##### DATA RECORDS #####

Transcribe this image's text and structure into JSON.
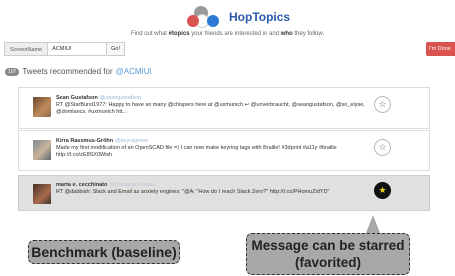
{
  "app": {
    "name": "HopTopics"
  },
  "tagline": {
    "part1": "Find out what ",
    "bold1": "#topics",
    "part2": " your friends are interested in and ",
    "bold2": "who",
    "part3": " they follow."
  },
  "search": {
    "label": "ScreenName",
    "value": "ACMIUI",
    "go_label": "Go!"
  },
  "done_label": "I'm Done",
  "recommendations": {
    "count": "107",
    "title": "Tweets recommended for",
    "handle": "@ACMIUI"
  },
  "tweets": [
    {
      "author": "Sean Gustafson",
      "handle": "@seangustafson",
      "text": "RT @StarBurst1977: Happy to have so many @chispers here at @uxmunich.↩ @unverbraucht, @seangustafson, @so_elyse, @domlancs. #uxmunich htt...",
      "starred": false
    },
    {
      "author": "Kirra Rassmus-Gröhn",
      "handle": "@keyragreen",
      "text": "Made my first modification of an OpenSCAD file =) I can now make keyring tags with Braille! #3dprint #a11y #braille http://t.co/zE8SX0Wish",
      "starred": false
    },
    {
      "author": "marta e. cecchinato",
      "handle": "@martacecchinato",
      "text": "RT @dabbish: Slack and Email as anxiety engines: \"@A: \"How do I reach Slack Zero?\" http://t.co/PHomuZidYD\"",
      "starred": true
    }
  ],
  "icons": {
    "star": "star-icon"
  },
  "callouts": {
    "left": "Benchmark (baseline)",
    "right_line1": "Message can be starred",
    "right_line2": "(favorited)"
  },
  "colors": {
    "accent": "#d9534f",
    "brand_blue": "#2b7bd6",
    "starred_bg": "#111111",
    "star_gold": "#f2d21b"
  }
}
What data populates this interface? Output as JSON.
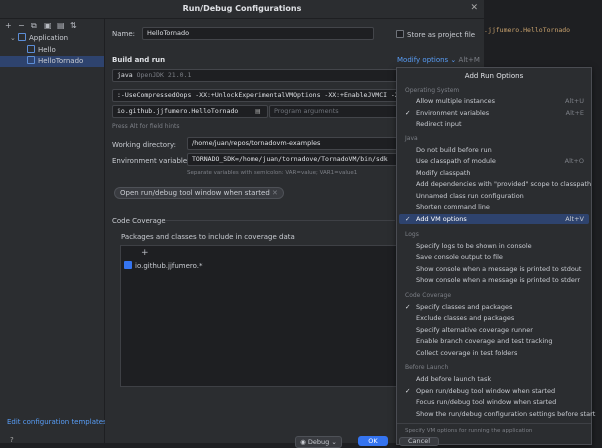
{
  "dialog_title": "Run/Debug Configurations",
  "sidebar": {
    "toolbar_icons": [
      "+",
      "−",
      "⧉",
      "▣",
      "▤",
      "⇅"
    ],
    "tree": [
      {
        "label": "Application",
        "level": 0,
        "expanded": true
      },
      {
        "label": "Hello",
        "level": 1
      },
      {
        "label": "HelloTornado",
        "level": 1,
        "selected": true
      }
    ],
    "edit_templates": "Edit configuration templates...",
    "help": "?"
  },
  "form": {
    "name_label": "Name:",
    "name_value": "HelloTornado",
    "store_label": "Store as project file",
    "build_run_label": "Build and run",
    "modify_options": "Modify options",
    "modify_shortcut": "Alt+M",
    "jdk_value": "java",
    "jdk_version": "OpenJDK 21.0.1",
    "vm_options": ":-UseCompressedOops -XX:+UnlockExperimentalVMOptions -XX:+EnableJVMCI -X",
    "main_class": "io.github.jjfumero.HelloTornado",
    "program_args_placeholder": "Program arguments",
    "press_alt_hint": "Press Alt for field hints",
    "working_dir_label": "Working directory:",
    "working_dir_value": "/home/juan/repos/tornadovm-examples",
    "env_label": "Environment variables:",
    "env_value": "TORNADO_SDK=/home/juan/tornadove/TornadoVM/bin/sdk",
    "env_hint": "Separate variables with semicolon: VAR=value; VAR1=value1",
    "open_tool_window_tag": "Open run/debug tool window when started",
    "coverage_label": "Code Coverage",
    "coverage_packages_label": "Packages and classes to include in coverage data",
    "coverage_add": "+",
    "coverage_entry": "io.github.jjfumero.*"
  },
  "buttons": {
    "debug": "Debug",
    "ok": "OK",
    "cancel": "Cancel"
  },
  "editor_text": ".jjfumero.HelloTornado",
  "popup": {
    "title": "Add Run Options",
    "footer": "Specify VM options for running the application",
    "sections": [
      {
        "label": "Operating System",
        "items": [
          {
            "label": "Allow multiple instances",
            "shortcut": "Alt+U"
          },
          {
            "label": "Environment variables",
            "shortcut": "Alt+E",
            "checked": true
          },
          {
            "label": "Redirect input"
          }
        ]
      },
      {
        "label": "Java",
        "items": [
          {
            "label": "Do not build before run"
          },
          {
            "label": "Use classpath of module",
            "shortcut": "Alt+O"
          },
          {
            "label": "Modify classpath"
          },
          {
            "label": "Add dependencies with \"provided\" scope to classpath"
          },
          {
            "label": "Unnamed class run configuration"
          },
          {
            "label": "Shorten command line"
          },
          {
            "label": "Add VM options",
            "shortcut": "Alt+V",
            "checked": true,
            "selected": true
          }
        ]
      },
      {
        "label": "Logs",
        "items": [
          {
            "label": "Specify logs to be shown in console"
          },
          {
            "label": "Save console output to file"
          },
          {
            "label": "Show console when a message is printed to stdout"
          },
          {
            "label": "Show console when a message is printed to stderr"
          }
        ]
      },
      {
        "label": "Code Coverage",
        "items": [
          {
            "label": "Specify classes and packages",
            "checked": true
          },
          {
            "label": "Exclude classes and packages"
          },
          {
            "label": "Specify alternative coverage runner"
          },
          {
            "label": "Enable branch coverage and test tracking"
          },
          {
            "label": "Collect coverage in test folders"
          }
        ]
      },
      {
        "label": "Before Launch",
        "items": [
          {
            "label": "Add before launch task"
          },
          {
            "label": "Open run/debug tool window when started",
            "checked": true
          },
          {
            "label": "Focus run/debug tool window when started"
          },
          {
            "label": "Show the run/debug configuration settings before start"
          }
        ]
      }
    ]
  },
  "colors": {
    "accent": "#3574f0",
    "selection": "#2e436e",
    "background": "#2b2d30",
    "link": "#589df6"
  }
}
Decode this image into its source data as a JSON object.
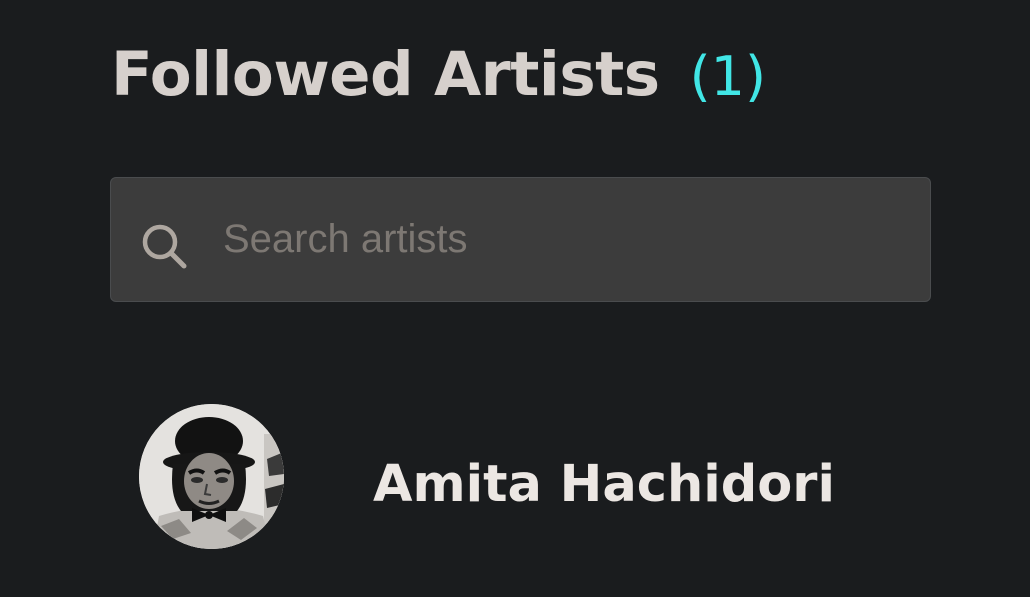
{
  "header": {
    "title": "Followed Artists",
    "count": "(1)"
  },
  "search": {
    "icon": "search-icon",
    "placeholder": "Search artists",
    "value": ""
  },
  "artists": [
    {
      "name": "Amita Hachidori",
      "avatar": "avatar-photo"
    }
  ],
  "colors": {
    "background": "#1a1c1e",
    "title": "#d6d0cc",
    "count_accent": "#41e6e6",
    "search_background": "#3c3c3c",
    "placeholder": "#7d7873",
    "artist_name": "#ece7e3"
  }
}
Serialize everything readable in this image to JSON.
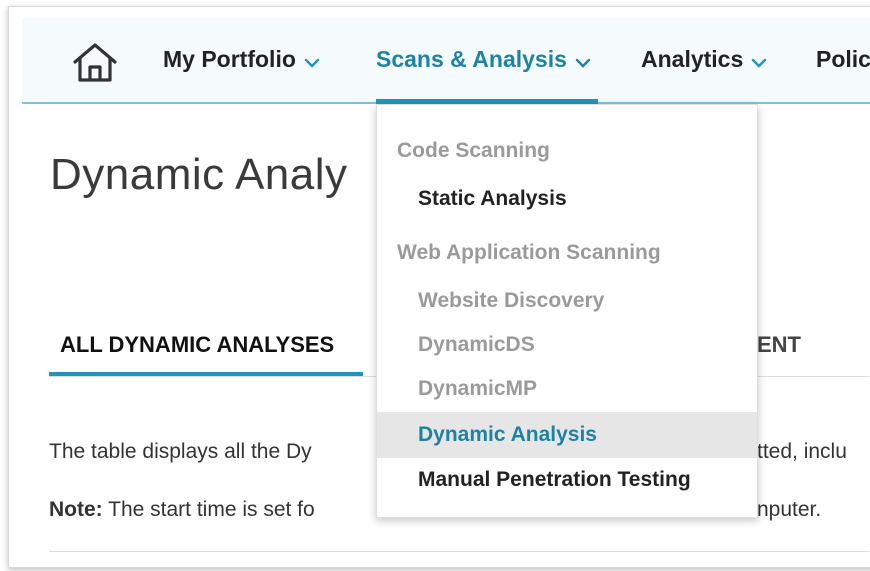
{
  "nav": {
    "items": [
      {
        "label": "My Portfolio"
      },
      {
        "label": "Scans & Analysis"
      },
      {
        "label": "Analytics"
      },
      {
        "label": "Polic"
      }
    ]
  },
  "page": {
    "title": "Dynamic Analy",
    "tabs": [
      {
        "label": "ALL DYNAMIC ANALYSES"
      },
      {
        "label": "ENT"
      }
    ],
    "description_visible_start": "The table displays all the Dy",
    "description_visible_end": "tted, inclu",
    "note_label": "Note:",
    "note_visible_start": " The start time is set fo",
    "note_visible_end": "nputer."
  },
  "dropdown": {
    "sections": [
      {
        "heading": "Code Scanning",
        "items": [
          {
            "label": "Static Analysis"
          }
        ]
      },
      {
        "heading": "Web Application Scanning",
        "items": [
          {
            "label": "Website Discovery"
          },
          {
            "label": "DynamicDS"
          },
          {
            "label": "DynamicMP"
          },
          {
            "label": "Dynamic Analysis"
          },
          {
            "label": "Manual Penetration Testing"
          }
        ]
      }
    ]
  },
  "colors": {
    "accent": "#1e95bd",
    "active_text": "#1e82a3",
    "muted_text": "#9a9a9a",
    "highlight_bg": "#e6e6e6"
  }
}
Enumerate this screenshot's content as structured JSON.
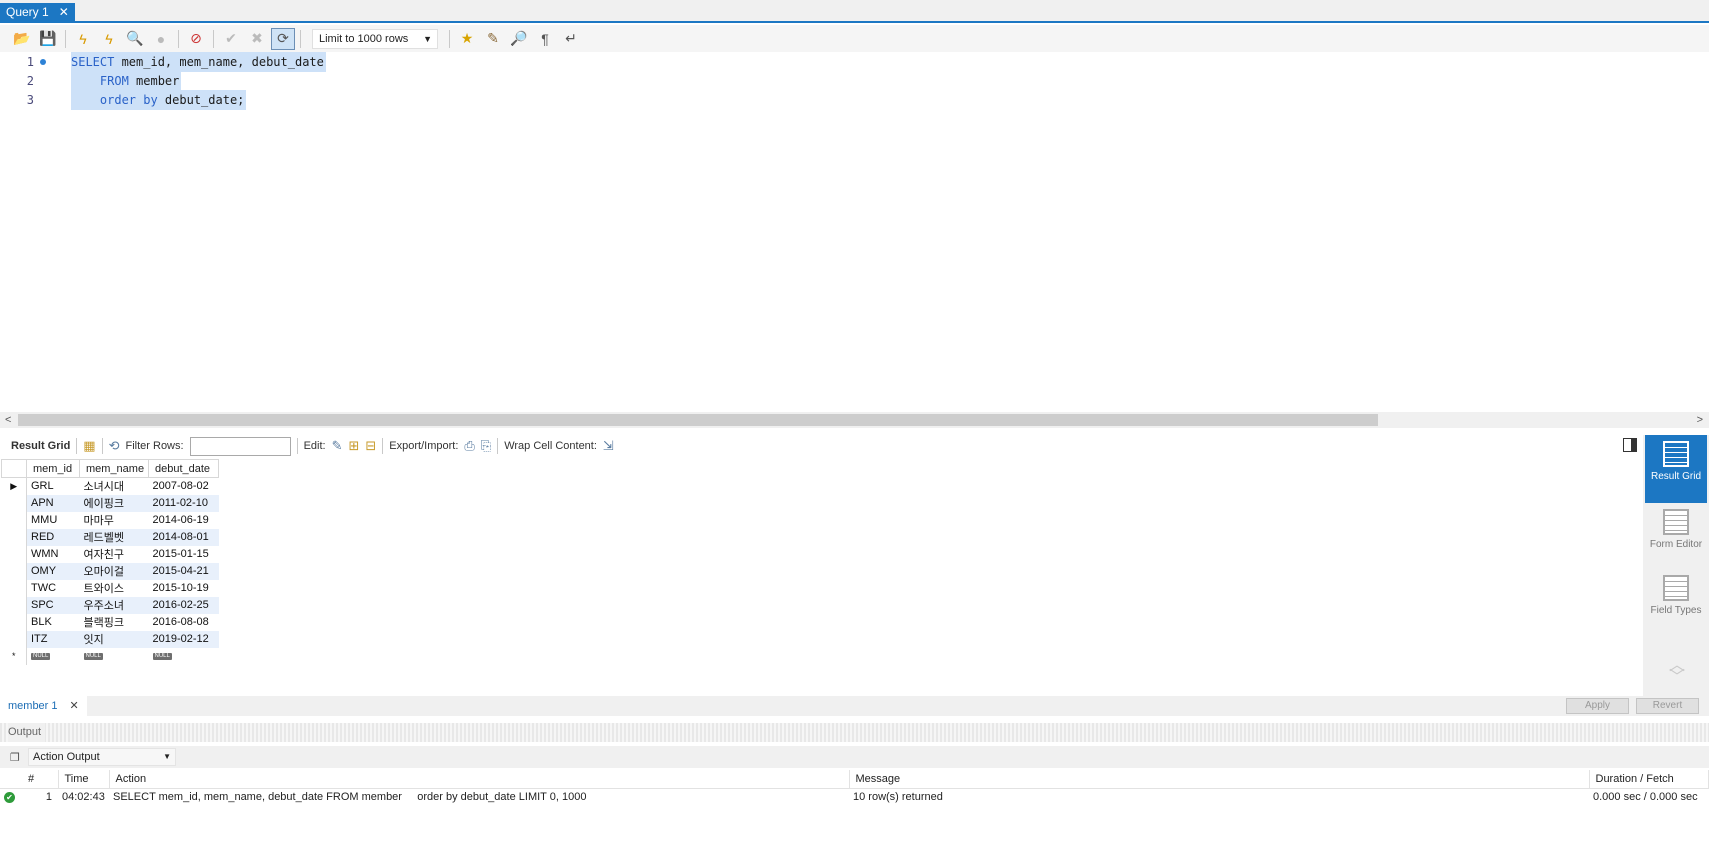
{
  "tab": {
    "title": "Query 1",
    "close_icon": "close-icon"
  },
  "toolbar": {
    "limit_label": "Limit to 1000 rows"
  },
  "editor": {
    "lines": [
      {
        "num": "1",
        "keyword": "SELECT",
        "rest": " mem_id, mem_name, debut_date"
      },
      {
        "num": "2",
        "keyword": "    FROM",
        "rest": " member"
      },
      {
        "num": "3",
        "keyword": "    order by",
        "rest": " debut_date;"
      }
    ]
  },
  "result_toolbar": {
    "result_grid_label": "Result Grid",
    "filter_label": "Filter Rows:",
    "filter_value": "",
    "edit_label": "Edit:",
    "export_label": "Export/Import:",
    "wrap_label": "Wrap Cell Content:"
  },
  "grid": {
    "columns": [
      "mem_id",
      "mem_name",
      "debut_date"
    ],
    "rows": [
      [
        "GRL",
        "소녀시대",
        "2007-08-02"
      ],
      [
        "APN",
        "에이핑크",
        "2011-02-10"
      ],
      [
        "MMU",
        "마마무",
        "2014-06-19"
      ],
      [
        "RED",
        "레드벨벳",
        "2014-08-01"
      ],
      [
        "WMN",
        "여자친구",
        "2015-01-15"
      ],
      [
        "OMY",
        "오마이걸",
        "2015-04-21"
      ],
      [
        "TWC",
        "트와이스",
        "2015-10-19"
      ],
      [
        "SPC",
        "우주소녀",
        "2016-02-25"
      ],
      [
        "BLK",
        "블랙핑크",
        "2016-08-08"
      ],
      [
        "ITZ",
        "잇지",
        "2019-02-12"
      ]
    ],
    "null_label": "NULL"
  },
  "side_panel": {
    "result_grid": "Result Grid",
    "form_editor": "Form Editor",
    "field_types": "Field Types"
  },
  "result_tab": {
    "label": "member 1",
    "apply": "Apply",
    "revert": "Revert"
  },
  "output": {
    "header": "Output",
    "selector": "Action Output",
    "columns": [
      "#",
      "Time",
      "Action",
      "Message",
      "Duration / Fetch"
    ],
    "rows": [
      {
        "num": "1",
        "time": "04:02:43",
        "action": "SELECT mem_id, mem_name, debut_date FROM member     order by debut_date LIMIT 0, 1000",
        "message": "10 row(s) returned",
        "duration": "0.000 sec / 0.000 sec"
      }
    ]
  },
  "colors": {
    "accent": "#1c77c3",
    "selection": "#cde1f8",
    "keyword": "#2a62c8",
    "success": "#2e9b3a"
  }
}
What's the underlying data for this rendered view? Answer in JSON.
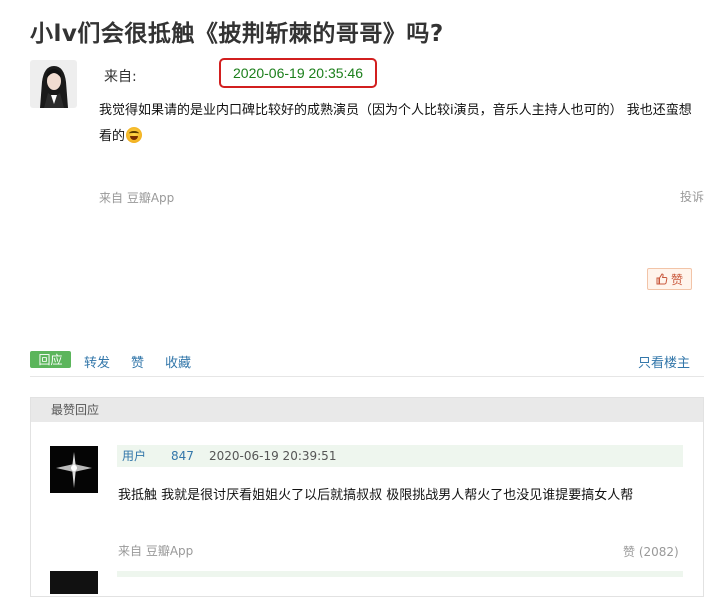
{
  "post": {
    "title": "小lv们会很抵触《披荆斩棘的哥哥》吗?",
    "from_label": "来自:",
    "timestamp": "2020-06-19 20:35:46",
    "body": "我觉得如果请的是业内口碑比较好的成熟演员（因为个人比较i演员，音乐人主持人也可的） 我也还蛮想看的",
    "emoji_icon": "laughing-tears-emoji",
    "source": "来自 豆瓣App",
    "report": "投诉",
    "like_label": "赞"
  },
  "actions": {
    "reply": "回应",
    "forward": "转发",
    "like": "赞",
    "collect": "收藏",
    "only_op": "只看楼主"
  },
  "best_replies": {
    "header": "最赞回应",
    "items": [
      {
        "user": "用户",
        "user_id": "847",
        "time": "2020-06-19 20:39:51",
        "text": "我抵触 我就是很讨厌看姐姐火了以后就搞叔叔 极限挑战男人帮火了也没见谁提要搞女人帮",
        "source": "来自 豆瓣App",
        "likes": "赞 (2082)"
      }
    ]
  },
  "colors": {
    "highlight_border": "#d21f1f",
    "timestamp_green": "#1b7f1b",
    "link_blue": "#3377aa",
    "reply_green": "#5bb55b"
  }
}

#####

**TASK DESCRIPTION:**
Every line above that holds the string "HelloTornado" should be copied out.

**REPLY:**
        "label": "HelloTornado",
    "name_value": "HelloTornado",
    "main_class": "io.github.jjfumero.HelloTornado",
  "editor_text": ".jjfumero.HelloTornado",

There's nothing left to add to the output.